> _Extracted entries_
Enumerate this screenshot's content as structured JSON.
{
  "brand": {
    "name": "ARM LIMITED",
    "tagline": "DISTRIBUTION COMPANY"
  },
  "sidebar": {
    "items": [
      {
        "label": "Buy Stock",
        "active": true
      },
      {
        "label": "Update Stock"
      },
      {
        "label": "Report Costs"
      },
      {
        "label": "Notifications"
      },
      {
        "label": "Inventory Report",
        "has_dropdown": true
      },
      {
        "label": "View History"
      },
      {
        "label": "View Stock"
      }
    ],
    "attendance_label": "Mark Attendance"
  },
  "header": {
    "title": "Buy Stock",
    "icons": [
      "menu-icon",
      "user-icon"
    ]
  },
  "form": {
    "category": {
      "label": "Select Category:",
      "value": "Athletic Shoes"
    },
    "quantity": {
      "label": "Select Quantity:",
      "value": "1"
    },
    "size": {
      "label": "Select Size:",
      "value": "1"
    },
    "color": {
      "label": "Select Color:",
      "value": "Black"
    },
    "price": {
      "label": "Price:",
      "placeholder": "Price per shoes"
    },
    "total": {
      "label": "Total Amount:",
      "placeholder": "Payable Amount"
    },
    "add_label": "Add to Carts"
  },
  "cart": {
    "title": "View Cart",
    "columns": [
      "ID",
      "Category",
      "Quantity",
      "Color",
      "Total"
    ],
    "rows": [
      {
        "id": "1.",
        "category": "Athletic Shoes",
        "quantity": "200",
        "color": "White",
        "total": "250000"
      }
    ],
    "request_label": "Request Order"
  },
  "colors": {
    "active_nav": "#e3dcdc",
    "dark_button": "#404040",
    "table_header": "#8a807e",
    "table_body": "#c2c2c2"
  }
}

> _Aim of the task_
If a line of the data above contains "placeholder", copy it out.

> _Solution_
      "placeholder": "Price per shoes"
      "placeholder": "Payable Amount"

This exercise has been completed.